About this exercise:
All entries below are to be duplicated verbatim.

========

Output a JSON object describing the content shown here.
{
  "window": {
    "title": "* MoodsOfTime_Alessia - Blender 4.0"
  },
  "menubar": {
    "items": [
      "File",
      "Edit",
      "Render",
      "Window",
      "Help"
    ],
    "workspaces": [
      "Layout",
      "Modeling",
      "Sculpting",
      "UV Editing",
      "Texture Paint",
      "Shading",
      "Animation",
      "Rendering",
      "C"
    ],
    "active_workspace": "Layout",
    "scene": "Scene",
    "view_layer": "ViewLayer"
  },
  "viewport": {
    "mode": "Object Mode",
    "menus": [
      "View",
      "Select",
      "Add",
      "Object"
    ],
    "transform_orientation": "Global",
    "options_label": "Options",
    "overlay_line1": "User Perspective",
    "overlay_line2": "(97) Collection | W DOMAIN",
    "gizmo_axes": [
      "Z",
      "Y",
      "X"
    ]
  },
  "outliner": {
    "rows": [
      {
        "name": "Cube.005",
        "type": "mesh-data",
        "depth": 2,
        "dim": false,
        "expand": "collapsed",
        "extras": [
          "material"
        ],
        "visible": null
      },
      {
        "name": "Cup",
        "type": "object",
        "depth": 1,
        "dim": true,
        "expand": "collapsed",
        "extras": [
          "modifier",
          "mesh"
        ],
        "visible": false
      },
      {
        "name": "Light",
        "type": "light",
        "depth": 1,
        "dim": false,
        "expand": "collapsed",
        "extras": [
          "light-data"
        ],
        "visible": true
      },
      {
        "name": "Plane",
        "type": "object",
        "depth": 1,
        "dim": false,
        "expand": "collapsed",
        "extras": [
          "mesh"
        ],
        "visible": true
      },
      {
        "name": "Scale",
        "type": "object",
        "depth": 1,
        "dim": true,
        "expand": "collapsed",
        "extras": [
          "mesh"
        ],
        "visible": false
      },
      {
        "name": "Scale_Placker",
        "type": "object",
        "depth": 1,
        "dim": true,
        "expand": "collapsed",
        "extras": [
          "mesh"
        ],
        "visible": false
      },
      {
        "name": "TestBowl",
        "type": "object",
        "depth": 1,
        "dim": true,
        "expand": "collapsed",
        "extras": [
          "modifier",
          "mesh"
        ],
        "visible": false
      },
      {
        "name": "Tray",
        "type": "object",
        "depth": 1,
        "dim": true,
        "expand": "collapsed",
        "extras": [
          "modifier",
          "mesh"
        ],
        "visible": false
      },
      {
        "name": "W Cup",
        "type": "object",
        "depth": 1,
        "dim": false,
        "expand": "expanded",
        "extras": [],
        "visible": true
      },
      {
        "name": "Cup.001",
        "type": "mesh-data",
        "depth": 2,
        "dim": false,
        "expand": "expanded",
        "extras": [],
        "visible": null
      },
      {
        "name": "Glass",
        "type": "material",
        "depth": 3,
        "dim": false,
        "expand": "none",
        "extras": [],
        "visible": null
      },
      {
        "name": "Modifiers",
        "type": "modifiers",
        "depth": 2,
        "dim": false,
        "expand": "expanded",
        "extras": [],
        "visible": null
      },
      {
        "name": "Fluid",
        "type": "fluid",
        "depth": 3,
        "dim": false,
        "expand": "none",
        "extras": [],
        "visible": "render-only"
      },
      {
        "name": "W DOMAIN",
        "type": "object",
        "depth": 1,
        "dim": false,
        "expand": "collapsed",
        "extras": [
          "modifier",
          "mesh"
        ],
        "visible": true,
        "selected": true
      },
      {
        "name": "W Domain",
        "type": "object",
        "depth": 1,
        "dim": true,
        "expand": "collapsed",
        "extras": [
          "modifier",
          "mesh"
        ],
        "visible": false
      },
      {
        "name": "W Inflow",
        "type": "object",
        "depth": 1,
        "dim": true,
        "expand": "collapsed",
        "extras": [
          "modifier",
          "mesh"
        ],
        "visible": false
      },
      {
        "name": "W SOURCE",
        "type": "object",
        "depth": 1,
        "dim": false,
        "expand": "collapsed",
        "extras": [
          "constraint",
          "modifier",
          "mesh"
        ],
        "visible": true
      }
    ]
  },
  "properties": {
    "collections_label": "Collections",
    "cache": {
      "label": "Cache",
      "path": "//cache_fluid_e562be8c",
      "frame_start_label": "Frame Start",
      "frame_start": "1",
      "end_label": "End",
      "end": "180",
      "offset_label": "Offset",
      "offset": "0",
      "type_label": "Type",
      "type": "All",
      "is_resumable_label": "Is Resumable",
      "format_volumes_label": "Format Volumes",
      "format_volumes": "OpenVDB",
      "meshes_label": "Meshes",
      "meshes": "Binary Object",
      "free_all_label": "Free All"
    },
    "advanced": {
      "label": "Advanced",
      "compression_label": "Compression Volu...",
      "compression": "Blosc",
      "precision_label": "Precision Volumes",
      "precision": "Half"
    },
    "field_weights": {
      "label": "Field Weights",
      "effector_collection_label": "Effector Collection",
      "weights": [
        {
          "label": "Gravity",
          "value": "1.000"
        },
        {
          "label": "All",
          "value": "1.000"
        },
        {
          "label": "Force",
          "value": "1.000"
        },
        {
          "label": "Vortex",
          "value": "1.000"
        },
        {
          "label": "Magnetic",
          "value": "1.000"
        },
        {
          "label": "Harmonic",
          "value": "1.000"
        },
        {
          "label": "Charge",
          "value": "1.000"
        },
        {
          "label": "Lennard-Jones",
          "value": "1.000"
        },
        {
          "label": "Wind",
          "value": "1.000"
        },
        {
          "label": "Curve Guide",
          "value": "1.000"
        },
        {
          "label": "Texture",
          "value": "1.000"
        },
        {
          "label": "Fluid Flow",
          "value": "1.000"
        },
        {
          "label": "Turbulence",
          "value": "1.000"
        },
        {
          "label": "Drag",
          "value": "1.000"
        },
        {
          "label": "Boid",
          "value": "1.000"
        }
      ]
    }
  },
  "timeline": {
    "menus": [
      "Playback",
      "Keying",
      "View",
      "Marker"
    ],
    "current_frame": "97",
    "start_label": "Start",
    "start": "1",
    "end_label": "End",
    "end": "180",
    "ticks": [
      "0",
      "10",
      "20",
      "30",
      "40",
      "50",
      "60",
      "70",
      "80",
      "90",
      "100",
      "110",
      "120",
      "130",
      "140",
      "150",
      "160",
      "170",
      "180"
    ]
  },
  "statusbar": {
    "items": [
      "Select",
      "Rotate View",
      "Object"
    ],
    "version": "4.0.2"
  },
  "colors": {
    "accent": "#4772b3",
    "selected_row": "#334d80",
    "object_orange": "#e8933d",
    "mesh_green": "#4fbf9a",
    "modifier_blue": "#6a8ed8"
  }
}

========

Response to the exercise:
Output a JSON object describing the content shown here.
{
  "window": {
    "title": "* MoodsOfTime_Alessia - Blender 4.0"
  },
  "menubar": {
    "items": [
      "File",
      "Edit",
      "Render",
      "Window",
      "Help"
    ],
    "workspaces": [
      "Layout",
      "Modeling",
      "Sculpting",
      "UV Editing",
      "Texture Paint",
      "Shading",
      "Animation",
      "Rendering",
      "C"
    ],
    "active_workspace": "Layout",
    "scene": "Scene",
    "view_layer": "ViewLayer"
  },
  "viewport": {
    "mode": "Object Mode",
    "menus": [
      "View",
      "Select",
      "Add",
      "Object"
    ],
    "transform_orientation": "Global",
    "options_label": "Options",
    "overlay_line1": "User Perspective",
    "overlay_line2": "(97) Collection | W DOMAIN",
    "gizmo_axes": [
      "Z",
      "Y",
      "X"
    ]
  },
  "outliner": {
    "rows": [
      {
        "name": "Cube.005",
        "type": "mesh-data",
        "depth": 2,
        "dim": false,
        "expand": "collapsed",
        "extras": [
          "material"
        ],
        "visible": null
      },
      {
        "name": "Cup",
        "type": "object",
        "depth": 1,
        "dim": true,
        "expand": "collapsed",
        "extras": [
          "modifier",
          "mesh"
        ],
        "visible": false
      },
      {
        "name": "Light",
        "type": "light",
        "depth": 1,
        "dim": false,
        "expand": "collapsed",
        "extras": [
          "light-data"
        ],
        "visible": true
      },
      {
        "name": "Plane",
        "type": "object",
        "depth": 1,
        "dim": false,
        "expand": "collapsed",
        "extras": [
          "mesh"
        ],
        "visible": true
      },
      {
        "name": "Scale",
        "type": "object",
        "depth": 1,
        "dim": true,
        "expand": "collapsed",
        "extras": [
          "mesh"
        ],
        "visible": false
      },
      {
        "name": "Scale_Placker",
        "type": "object",
        "depth": 1,
        "dim": true,
        "expand": "collapsed",
        "extras": [
          "mesh"
        ],
        "visible": false
      },
      {
        "name": "TestBowl",
        "type": "object",
        "depth": 1,
        "dim": true,
        "expand": "collapsed",
        "extras": [
          "modifier",
          "mesh"
        ],
        "visible": false
      },
      {
        "name": "Tray",
        "type": "object",
        "depth": 1,
        "dim": true,
        "expand": "collapsed",
        "extras": [
          "modifier",
          "mesh"
        ],
        "visible": false
      },
      {
        "name": "W Cup",
        "type": "object",
        "depth": 1,
        "dim": false,
        "expand": "expanded",
        "extras": [],
        "visible": true
      },
      {
        "name": "Cup.001",
        "type": "mesh-data",
        "depth": 2,
        "dim": false,
        "expand": "expanded",
        "extras": [],
        "visible": null
      },
      {
        "name": "Glass",
        "type": "material",
        "depth": 3,
        "dim": false,
        "expand": "none",
        "extras": [],
        "visible": null
      },
      {
        "name": "Modifiers",
        "type": "modifiers",
        "depth": 2,
        "dim": false,
        "expand": "expanded",
        "extras": [],
        "visible": null
      },
      {
        "name": "Fluid",
        "type": "fluid",
        "depth": 3,
        "dim": false,
        "expand": "none",
        "extras": [],
        "visible": "render-only"
      },
      {
        "name": "W DOMAIN",
        "type": "object",
        "depth": 1,
        "dim": false,
        "expand": "collapsed",
        "extras": [
          "modifier",
          "mesh"
        ],
        "visible": true,
        "selected": true
      },
      {
        "name": "W Domain",
        "type": "object",
        "depth": 1,
        "dim": true,
        "expand": "collapsed",
        "extras": [
          "modifier",
          "mesh"
        ],
        "visible": false
      },
      {
        "name": "W Inflow",
        "type": "object",
        "depth": 1,
        "dim": true,
        "expand": "collapsed",
        "extras": [
          "modifier",
          "mesh"
        ],
        "visible": false
      },
      {
        "name": "W SOURCE",
        "type": "object",
        "depth": 1,
        "dim": false,
        "expand": "collapsed",
        "extras": [
          "constraint",
          "modifier",
          "mesh"
        ],
        "visible": true
      }
    ]
  },
  "properties": {
    "collections_label": "Collections",
    "cache": {
      "label": "Cache",
      "path": "//cache_fluid_e562be8c",
      "frame_start_label": "Frame Start",
      "frame_start": "1",
      "end_label": "End",
      "end": "180",
      "offset_label": "Offset",
      "offset": "0",
      "type_label": "Type",
      "type": "All",
      "is_resumable_label": "Is Resumable",
      "format_volumes_label": "Format Volumes",
      "format_volumes": "OpenVDB",
      "meshes_label": "Meshes",
      "meshes": "Binary Object",
      "free_all_label": "Free All"
    },
    "advanced": {
      "label": "Advanced",
      "compression_label": "Compression Volu...",
      "compression": "Blosc",
      "precision_label": "Precision Volumes",
      "precision": "Half"
    },
    "field_weights": {
      "label": "Field Weights",
      "effector_collection_label": "Effector Collection",
      "weights": [
        {
          "label": "Gravity",
          "value": "1.000"
        },
        {
          "label": "All",
          "value": "1.000"
        },
        {
          "label": "Force",
          "value": "1.000"
        },
        {
          "label": "Vortex",
          "value": "1.000"
        },
        {
          "label": "Magnetic",
          "value": "1.000"
        },
        {
          "label": "Harmonic",
          "value": "1.000"
        },
        {
          "label": "Charge",
          "value": "1.000"
        },
        {
          "label": "Lennard-Jones",
          "value": "1.000"
        },
        {
          "label": "Wind",
          "value": "1.000"
        },
        {
          "label": "Curve Guide",
          "value": "1.000"
        },
        {
          "label": "Texture",
          "value": "1.000"
        },
        {
          "label": "Fluid Flow",
          "value": "1.000"
        },
        {
          "label": "Turbulence",
          "value": "1.000"
        },
        {
          "label": "Drag",
          "value": "1.000"
        },
        {
          "label": "Boid",
          "value": "1.000"
        }
      ]
    }
  },
  "timeline": {
    "menus": [
      "Playback",
      "Keying",
      "View",
      "Marker"
    ],
    "current_frame": "97",
    "start_label": "Start",
    "start": "1",
    "end_label": "End",
    "end": "180",
    "ticks": [
      "0",
      "10",
      "20",
      "30",
      "40",
      "50",
      "60",
      "70",
      "80",
      "90",
      "100",
      "110",
      "120",
      "130",
      "140",
      "150",
      "160",
      "170",
      "180"
    ]
  },
  "statusbar": {
    "items": [
      "Select",
      "Rotate View",
      "Object"
    ],
    "version": "4.0.2"
  },
  "colors": {
    "accent": "#4772b3",
    "selected_row": "#334d80",
    "object_orange": "#e8933d",
    "mesh_green": "#4fbf9a",
    "modifier_blue": "#6a8ed8"
  }
}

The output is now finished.